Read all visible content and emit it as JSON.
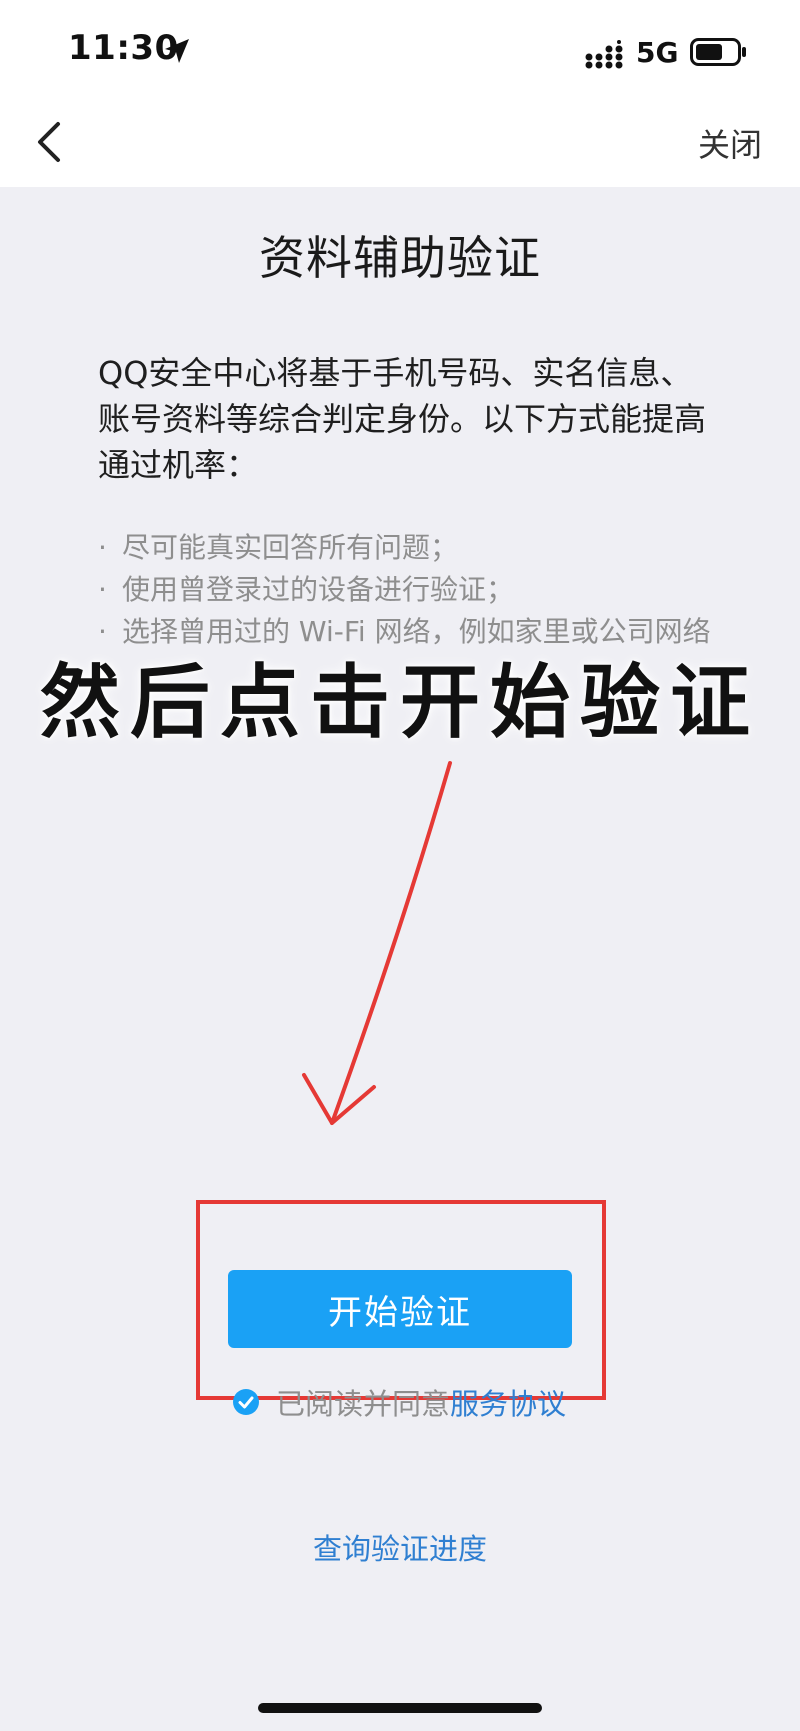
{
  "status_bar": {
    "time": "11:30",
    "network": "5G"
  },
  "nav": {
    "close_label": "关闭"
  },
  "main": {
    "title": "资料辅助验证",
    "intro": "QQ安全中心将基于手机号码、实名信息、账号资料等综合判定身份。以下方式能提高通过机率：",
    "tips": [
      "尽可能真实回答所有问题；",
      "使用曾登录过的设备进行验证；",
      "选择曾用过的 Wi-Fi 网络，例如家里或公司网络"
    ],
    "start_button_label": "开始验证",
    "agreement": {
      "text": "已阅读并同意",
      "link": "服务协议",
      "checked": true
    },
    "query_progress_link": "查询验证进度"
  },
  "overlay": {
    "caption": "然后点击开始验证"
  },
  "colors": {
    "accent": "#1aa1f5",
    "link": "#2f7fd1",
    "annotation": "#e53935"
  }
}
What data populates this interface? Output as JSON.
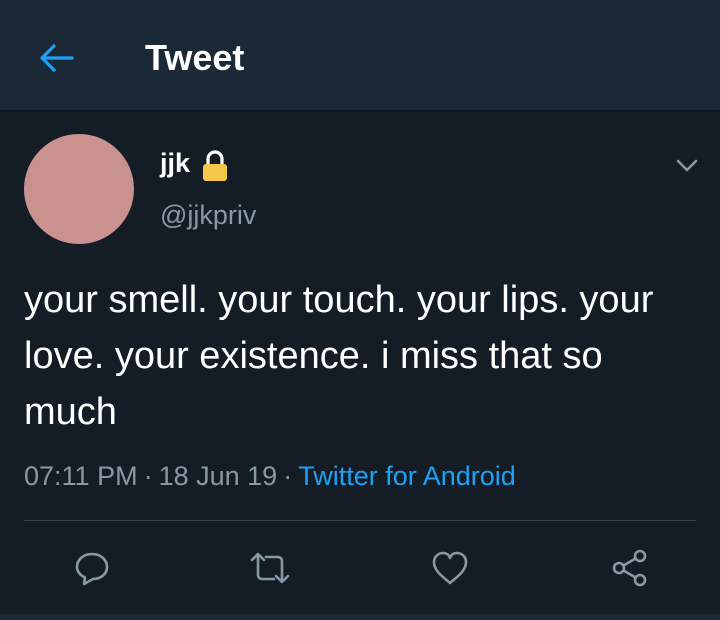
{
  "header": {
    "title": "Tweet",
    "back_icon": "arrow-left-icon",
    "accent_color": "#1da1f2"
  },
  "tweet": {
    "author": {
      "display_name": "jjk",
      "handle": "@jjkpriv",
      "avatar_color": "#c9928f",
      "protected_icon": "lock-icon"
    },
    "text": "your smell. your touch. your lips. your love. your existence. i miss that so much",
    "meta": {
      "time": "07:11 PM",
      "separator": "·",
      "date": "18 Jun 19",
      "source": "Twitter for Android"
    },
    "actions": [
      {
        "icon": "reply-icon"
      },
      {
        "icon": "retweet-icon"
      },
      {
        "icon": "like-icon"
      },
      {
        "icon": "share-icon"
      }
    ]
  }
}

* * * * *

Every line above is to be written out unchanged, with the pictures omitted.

→ OUTPUT FOR THIS EXERCISE:
Read all visible content and emit it as JSON.
{
  "status_bar": {
    "time": "11:30",
    "network": "5G"
  },
  "nav": {
    "close_label": "关闭"
  },
  "main": {
    "title": "资料辅助验证",
    "intro": "QQ安全中心将基于手机号码、实名信息、账号资料等综合判定身份。以下方式能提高通过机率：",
    "tips": [
      "尽可能真实回答所有问题；",
      "使用曾登录过的设备进行验证；",
      "选择曾用过的 Wi-Fi 网络，例如家里或公司网络"
    ],
    "start_button_label": "开始验证",
    "agreement": {
      "text": "已阅读并同意",
      "link": "服务协议",
      "checked": true
    },
    "query_progress_link": "查询验证进度"
  },
  "overlay": {
    "caption": "然后点击开始验证"
  },
  "colors": {
    "accent": "#1aa1f5",
    "link": "#2f7fd1",
    "annotation": "#e53935"
  }
}
What data populates this interface? Output as JSON.
{
  "header": {
    "title": "Tweet",
    "back_icon": "arrow-left-icon",
    "accent_color": "#1da1f2"
  },
  "tweet": {
    "author": {
      "display_name": "jjk",
      "handle": "@jjkpriv",
      "avatar_color": "#c9928f",
      "protected_icon": "lock-icon"
    },
    "text": "your smell. your touch. your lips. your love. your existence. i miss that so much",
    "meta": {
      "time": "07:11 PM",
      "separator": "·",
      "date": "18 Jun 19",
      "source": "Twitter for Android"
    },
    "actions": [
      {
        "icon": "reply-icon"
      },
      {
        "icon": "retweet-icon"
      },
      {
        "icon": "like-icon"
      },
      {
        "icon": "share-icon"
      }
    ]
  }
}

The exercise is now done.